#### DATA TO PROCESS ####

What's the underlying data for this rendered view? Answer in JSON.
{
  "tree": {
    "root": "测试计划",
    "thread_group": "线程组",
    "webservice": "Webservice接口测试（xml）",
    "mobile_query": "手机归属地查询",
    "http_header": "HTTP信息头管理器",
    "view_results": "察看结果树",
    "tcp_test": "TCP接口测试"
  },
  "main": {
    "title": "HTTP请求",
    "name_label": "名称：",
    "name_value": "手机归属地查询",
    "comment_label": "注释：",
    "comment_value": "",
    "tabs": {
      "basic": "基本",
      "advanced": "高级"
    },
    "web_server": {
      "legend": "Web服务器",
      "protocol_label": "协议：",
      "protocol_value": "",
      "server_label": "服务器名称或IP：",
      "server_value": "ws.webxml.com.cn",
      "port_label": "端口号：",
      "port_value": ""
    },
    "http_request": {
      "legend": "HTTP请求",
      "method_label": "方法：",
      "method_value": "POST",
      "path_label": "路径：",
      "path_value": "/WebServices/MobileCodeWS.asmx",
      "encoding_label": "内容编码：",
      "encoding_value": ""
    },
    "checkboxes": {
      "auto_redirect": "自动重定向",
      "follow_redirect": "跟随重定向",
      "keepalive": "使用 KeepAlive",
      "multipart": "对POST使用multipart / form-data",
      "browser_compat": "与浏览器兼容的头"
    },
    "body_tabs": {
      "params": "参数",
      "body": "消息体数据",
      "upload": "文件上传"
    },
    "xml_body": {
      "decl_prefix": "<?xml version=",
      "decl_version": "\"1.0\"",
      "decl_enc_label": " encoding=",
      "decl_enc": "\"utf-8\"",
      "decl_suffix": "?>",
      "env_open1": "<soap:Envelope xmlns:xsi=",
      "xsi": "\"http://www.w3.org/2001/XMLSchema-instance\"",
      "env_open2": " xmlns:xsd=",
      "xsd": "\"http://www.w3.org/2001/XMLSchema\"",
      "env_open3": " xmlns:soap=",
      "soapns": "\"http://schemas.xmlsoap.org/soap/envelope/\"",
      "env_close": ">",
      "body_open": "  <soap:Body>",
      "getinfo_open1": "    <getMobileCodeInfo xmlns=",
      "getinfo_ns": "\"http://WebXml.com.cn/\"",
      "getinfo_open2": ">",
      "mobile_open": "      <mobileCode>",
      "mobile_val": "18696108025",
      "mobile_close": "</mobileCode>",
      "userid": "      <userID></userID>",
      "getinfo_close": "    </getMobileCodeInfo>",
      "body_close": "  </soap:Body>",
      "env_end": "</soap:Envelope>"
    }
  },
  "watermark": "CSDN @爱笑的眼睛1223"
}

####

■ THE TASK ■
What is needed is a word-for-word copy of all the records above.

■ ANSWER TO THE PROBLEM ■
What's the underlying data for this rendered view? Answer in JSON.
{
  "tree": {
    "root": "测试计划",
    "thread_group": "线程组",
    "webservice": "Webservice接口测试（xml）",
    "mobile_query": "手机归属地查询",
    "http_header": "HTTP信息头管理器",
    "view_results": "察看结果树",
    "tcp_test": "TCP接口测试"
  },
  "main": {
    "title": "HTTP请求",
    "name_label": "名称：",
    "name_value": "手机归属地查询",
    "comment_label": "注释：",
    "comment_value": "",
    "tabs": {
      "basic": "基本",
      "advanced": "高级"
    },
    "web_server": {
      "legend": "Web服务器",
      "protocol_label": "协议：",
      "protocol_value": "",
      "server_label": "服务器名称或IP：",
      "server_value": "ws.webxml.com.cn",
      "port_label": "端口号：",
      "port_value": ""
    },
    "http_request": {
      "legend": "HTTP请求",
      "method_label": "方法：",
      "method_value": "POST",
      "path_label": "路径：",
      "path_value": "/WebServices/MobileCodeWS.asmx",
      "encoding_label": "内容编码：",
      "encoding_value": ""
    },
    "checkboxes": {
      "auto_redirect": "自动重定向",
      "follow_redirect": "跟随重定向",
      "keepalive": "使用 KeepAlive",
      "multipart": "对POST使用multipart / form-data",
      "browser_compat": "与浏览器兼容的头"
    },
    "body_tabs": {
      "params": "参数",
      "body": "消息体数据",
      "upload": "文件上传"
    },
    "xml_body": {
      "decl_prefix": "<?xml version=",
      "decl_version": "\"1.0\"",
      "decl_enc_label": " encoding=",
      "decl_enc": "\"utf-8\"",
      "decl_suffix": "?>",
      "env_open1": "<soap:Envelope xmlns:xsi=",
      "xsi": "\"http://www.w3.org/2001/XMLSchema-instance\"",
      "env_open2": " xmlns:xsd=",
      "xsd": "\"http://www.w3.org/2001/XMLSchema\"",
      "env_open3": " xmlns:soap=",
      "soapns": "\"http://schemas.xmlsoap.org/soap/envelope/\"",
      "env_close": ">",
      "body_open": "  <soap:Body>",
      "getinfo_open1": "    <getMobileCodeInfo xmlns=",
      "getinfo_ns": "\"http://WebXml.com.cn/\"",
      "getinfo_open2": ">",
      "mobile_open": "      <mobileCode>",
      "mobile_val": "18696108025",
      "mobile_close": "</mobileCode>",
      "userid": "      <userID></userID>",
      "getinfo_close": "    </getMobileCodeInfo>",
      "body_close": "  </soap:Body>",
      "env_end": "</soap:Envelope>"
    }
  },
  "watermark": "CSDN @爱笑的眼睛1223"
}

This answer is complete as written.